Given the success of The Graph’s core dev program so far, The Graph Foundation is excited to announce a roadmap for making these grants even stronger drivers of decentralization.
First, the Foundation is expanding the kind of work eligible to receive core dev grants. Core dev work at The Graph has never been limited to a set of specific grant recipients or any other predetermined group. Rather, development of The Graph has always been a community-wide effort. Teams that have been awarded these grants or which are under consideration for future grants have all made substantial contributions to the ecosystem. The strength of The Graph ultimately comes down to its community.
Therefore, going forward, the core dev grant program will no longer be separate from Foundation protocol grants. All teams contributing to protocol R&D will be eligible for longer-term, higher-value grants. The process for applying for those grants will be part of the existing application process for other Foundation protocol grants - applicants should review the existing grant application form and open RFPs.
Teams that want to be considered for longer-term grants should include in their grant application a detailed proposal with the following details:
- Scope of the proposed project
- Team’s expertise with The Graph and existing work in the ecosystem including:
- Participation in governance or protocol discussions,
- Participation in the network as a subgraph developer, Indexer, Delegator, or Curator
- Github contributions
- Engagement with The Graph community
- Proposed protocol contributions, including: Protocol R&D GIPs Graph Node Multi-blockchain expansion Network subgraphs or subgraph standards
- Why the proposal requires a longer-term grant versus a project or time-based grant
We also suggest that teams familiarize themselves with the ecosystem’s decentralized GIP process and use the The Graph Forum and core dev calls to find research requests from the community and to solicit community feedback on draft GIPs. Contributors should also consider applying for shorter-term protocol grants first, collaborating with core devs and applying for longer-term grants at a later date.
Finally, the Foundation is actively exploring ways to directly involve the community in grant governance. Ultimately, grants should not only enhance community-driven development, they should also reflect the direct views of the community as much as possible. The Foundation is looking forward to announcing more details about these changes in the coming months.
About The Graph

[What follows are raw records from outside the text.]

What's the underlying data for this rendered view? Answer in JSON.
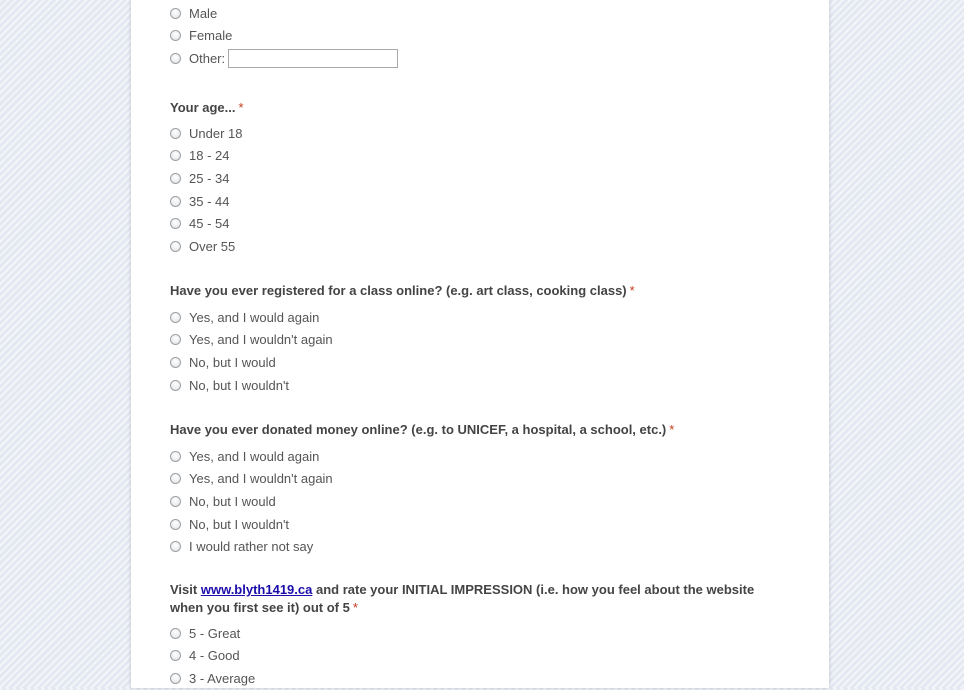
{
  "gender_question": {
    "options": [
      "Male",
      "Female",
      "Other:"
    ],
    "other_input_value": ""
  },
  "age_question": {
    "title": "Your age...",
    "required_mark": "*",
    "options": [
      "Under 18",
      "18 - 24",
      "25 - 34",
      "35 - 44",
      "45 - 54",
      "Over 55"
    ]
  },
  "class_question": {
    "title": "Have you ever registered for a class online? (e.g. art class, cooking class)",
    "required_mark": "*",
    "options": [
      "Yes, and I would again",
      "Yes, and I wouldn't again",
      "No, but I would",
      "No, but I wouldn't"
    ]
  },
  "donate_question": {
    "title": "Have you ever donated money online? (e.g. to UNICEF, a hospital, a school, etc.)",
    "required_mark": "*",
    "options": [
      "Yes, and I would again",
      "Yes, and I wouldn't again",
      "No, but I would",
      "No, but I wouldn't",
      "I would rather not say"
    ]
  },
  "impression_question": {
    "title_prefix": "Visit ",
    "link_text": "www.blyth1419.ca",
    "title_suffix": " and rate your INITIAL IMPRESSION (i.e. how you feel about the website when you first see it) out of 5",
    "required_mark": "*",
    "options": [
      "5 - Great",
      "4 - Good",
      "3 - Average"
    ]
  }
}
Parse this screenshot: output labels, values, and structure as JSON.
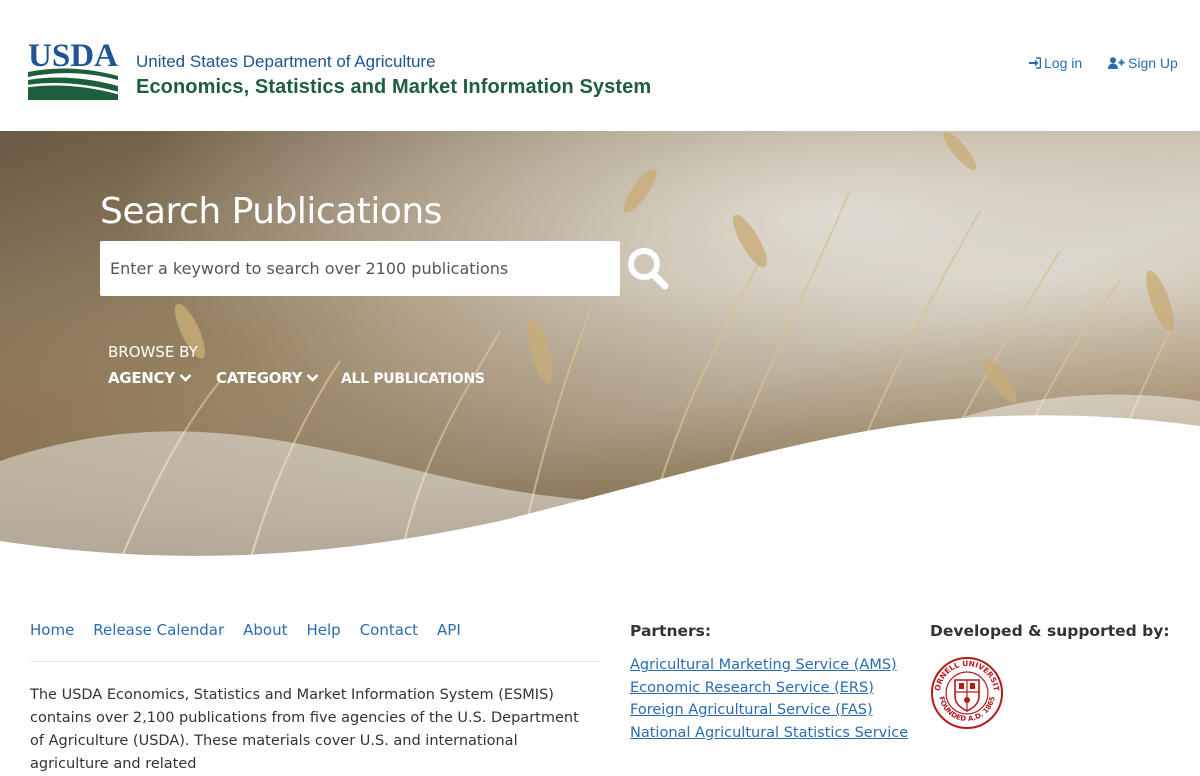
{
  "header": {
    "logo_text": "USDA",
    "agency": "United States Department of Agriculture",
    "system": "Economics, Statistics and Market Information System",
    "login_label": "Log in",
    "signup_label": "Sign Up",
    "login_icon": "sign-in-icon",
    "signup_icon": "user-plus-icon"
  },
  "hero": {
    "title": "Search Publications",
    "search_placeholder": "Enter a keyword to search over 2100 publications",
    "search_icon": "search-icon",
    "browse_label": "BROWSE BY",
    "browse_links": [
      {
        "label": "AGENCY",
        "icon": "chevron-down-icon"
      },
      {
        "label": "CATEGORY",
        "icon": "chevron-down-icon"
      },
      {
        "label": "ALL PUBLICATIONS"
      }
    ]
  },
  "footer": {
    "nav": [
      "Home",
      "Release Calendar",
      "About",
      "Help",
      "Contact",
      "API"
    ],
    "about_text": "The USDA Economics, Statistics and Market Information System (ESMIS) contains over 2,100 publications from five agencies of the U.S. Department of Agriculture (USDA). These materials cover U.S. and international agriculture and related",
    "partners_title": "Partners:",
    "partners": [
      "Agricultural Marketing Service (AMS)",
      "Economic Research Service (ERS)",
      "Foreign Agricultural Service (FAS)",
      "National Agricultural Statistics Service"
    ],
    "developed_title": "Developed & supported by:",
    "seal_text": "CORNELL UNIVERSITY FOUNDED A.D. 1865"
  },
  "colors": {
    "link": "#2b6cb0",
    "usda_blue": "#205493",
    "usda_green": "#1e5e3c",
    "cornell_red": "#b31b1b"
  }
}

The Graph is the indexing and query layer of the decentralized web (Web3). Developers build and publish open APIs, called subgraphs, that applications can query using GraphQL. The Graph currently supports indexing data from 22 different networks including Ethereum, Arbitrium, Avalanche, Celo, Fantom, Moonbeam, IPFS, and PoA with more networks coming soon. To date, over 22,000 subgraphs have been deployed on the hosted service and now subgraphs can be deployed directly on the network! Over 23,000 developers have built subgraphs for applications, such as Uniswap, Synthetix, Foundation, Zora, KnownOrigin, Gnosis, Balancer, Livepeer, DAOstack, Audius, Decentraland, and many others.
If you are a developer building an application or Web3 application, you can use subgraphs for indexing and querying data from blockchains. The Graph allows applications to efficiently and performantly present data in a UI and allows other developers to use your subgraph too! You can deploy a subgraph to the network using the newly launched Subgraph Studio or query existing subgraphs that are in the Graph Explorer. The Graph would love to welcome you to be Indexers, Curators and/or Delegators on The Graph’s mainnet. Join The Graph community by introducing yourself in The Graph Discord for technical discussions, join The Graph’s Telegram chat, or follow The Graph on Twitter! The Graph’s developers and members of the community are always eager to chat with you, and The Graph ecosystem has a growing community of developers who support each other.
The Graph Foundation oversees The Graph Network. The Graph Foundation is overseen by the Technical Council. Edge & Node, StreamingFast and Figment are three of the many organizations within The Graph ecosystem.